[[ Material provided, beginning ]]
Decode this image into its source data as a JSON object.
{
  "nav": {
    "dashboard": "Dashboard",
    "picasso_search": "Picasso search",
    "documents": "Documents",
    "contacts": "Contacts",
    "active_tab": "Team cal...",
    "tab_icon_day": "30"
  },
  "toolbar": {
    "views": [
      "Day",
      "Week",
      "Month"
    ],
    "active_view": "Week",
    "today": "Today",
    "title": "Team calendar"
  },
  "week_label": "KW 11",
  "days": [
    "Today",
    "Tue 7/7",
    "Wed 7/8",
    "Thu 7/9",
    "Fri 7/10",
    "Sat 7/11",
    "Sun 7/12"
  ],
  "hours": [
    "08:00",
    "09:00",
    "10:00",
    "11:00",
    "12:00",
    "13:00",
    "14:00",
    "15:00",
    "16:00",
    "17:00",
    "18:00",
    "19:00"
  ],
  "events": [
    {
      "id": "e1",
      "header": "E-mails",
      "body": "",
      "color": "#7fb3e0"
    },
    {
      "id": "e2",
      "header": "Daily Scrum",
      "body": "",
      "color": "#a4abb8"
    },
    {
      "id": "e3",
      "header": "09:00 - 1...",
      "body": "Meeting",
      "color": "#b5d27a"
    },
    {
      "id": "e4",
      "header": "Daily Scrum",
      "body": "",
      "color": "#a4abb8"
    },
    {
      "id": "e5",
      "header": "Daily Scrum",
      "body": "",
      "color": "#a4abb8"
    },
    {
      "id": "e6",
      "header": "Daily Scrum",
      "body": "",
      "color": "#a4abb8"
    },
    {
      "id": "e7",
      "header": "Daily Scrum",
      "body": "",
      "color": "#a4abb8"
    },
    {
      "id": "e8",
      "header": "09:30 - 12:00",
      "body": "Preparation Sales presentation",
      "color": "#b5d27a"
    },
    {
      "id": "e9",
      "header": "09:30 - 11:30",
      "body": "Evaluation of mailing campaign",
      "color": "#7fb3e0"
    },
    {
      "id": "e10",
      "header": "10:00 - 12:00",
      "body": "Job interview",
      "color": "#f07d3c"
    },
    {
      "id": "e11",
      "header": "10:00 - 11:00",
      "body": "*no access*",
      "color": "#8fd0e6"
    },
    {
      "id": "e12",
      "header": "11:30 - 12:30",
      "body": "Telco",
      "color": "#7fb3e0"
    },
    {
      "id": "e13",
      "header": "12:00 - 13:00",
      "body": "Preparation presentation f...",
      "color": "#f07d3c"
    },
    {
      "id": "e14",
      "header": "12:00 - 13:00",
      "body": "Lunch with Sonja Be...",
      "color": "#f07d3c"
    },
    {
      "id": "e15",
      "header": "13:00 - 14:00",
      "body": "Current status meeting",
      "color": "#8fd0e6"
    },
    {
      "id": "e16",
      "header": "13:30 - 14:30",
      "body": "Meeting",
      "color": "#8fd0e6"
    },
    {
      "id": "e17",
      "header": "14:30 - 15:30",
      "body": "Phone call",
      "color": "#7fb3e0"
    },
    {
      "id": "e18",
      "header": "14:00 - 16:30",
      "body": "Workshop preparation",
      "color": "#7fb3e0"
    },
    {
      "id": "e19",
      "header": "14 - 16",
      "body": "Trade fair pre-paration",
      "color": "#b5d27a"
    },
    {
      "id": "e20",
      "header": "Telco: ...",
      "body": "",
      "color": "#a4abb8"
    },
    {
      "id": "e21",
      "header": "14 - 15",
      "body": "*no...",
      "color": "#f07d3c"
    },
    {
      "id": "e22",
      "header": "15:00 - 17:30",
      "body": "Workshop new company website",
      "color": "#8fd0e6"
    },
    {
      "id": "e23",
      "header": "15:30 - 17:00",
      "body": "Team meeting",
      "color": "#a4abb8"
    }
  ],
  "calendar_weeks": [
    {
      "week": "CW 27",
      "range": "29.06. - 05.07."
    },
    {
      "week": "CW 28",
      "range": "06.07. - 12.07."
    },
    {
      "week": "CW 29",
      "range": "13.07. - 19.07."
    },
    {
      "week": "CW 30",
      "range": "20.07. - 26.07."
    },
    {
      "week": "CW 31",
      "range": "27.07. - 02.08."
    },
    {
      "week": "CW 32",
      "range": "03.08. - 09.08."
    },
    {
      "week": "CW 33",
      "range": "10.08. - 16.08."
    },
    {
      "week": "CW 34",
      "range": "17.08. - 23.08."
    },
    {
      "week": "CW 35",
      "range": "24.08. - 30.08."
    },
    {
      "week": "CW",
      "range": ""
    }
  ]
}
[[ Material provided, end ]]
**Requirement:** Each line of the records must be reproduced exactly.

**Result:**
Decode this image into its source data as a JSON object.
{
  "nav": {
    "dashboard": "Dashboard",
    "picasso_search": "Picasso search",
    "documents": "Documents",
    "contacts": "Contacts",
    "active_tab": "Team cal...",
    "tab_icon_day": "30"
  },
  "toolbar": {
    "views": [
      "Day",
      "Week",
      "Month"
    ],
    "active_view": "Week",
    "today": "Today",
    "title": "Team calendar"
  },
  "week_label": "KW 11",
  "days": [
    "Today",
    "Tue 7/7",
    "Wed 7/8",
    "Thu 7/9",
    "Fri 7/10",
    "Sat 7/11",
    "Sun 7/12"
  ],
  "hours": [
    "08:00",
    "09:00",
    "10:00",
    "11:00",
    "12:00",
    "13:00",
    "14:00",
    "15:00",
    "16:00",
    "17:00",
    "18:00",
    "19:00"
  ],
  "events": [
    {
      "id": "e1",
      "header": "E-mails",
      "body": "",
      "color": "#7fb3e0"
    },
    {
      "id": "e2",
      "header": "Daily Scrum",
      "body": "",
      "color": "#a4abb8"
    },
    {
      "id": "e3",
      "header": "09:00 - 1...",
      "body": "Meeting",
      "color": "#b5d27a"
    },
    {
      "id": "e4",
      "header": "Daily Scrum",
      "body": "",
      "color": "#a4abb8"
    },
    {
      "id": "e5",
      "header": "Daily Scrum",
      "body": "",
      "color": "#a4abb8"
    },
    {
      "id": "e6",
      "header": "Daily Scrum",
      "body": "",
      "color": "#a4abb8"
    },
    {
      "id": "e7",
      "header": "Daily Scrum",
      "body": "",
      "color": "#a4abb8"
    },
    {
      "id": "e8",
      "header": "09:30 - 12:00",
      "body": "Preparation Sales presentation",
      "color": "#b5d27a"
    },
    {
      "id": "e9",
      "header": "09:30 - 11:30",
      "body": "Evaluation of mailing campaign",
      "color": "#7fb3e0"
    },
    {
      "id": "e10",
      "header": "10:00 - 12:00",
      "body": "Job interview",
      "color": "#f07d3c"
    },
    {
      "id": "e11",
      "header": "10:00 - 11:00",
      "body": "*no access*",
      "color": "#8fd0e6"
    },
    {
      "id": "e12",
      "header": "11:30 - 12:30",
      "body": "Telco",
      "color": "#7fb3e0"
    },
    {
      "id": "e13",
      "header": "12:00 - 13:00",
      "body": "Preparation presentation f...",
      "color": "#f07d3c"
    },
    {
      "id": "e14",
      "header": "12:00 - 13:00",
      "body": "Lunch with Sonja Be...",
      "color": "#f07d3c"
    },
    {
      "id": "e15",
      "header": "13:00 - 14:00",
      "body": "Current status meeting",
      "color": "#8fd0e6"
    },
    {
      "id": "e16",
      "header": "13:30 - 14:30",
      "body": "Meeting",
      "color": "#8fd0e6"
    },
    {
      "id": "e17",
      "header": "14:30 - 15:30",
      "body": "Phone call",
      "color": "#7fb3e0"
    },
    {
      "id": "e18",
      "header": "14:00 - 16:30",
      "body": "Workshop preparation",
      "color": "#7fb3e0"
    },
    {
      "id": "e19",
      "header": "14 - 16",
      "body": "Trade fair pre-paration",
      "color": "#b5d27a"
    },
    {
      "id": "e20",
      "header": "Telco: ...",
      "body": "",
      "color": "#a4abb8"
    },
    {
      "id": "e21",
      "header": "14 - 15",
      "body": "*no...",
      "color": "#f07d3c"
    },
    {
      "id": "e22",
      "header": "15:00 - 17:30",
      "body": "Workshop new company website",
      "color": "#8fd0e6"
    },
    {
      "id": "e23",
      "header": "15:30 - 17:00",
      "body": "Team meeting",
      "color": "#a4abb8"
    }
  ],
  "calendar_weeks": [
    {
      "week": "CW 27",
      "range": "29.06. - 05.07."
    },
    {
      "week": "CW 28",
      "range": "06.07. - 12.07."
    },
    {
      "week": "CW 29",
      "range": "13.07. - 19.07."
    },
    {
      "week": "CW 30",
      "range": "20.07. - 26.07."
    },
    {
      "week": "CW 31",
      "range": "27.07. - 02.08."
    },
    {
      "week": "CW 32",
      "range": "03.08. - 09.08."
    },
    {
      "week": "CW 33",
      "range": "10.08. - 16.08."
    },
    {
      "week": "CW 34",
      "range": "17.08. - 23.08."
    },
    {
      "week": "CW 35",
      "range": "24.08. - 30.08."
    },
    {
      "week": "CW",
      "range": ""
    }
  ]
}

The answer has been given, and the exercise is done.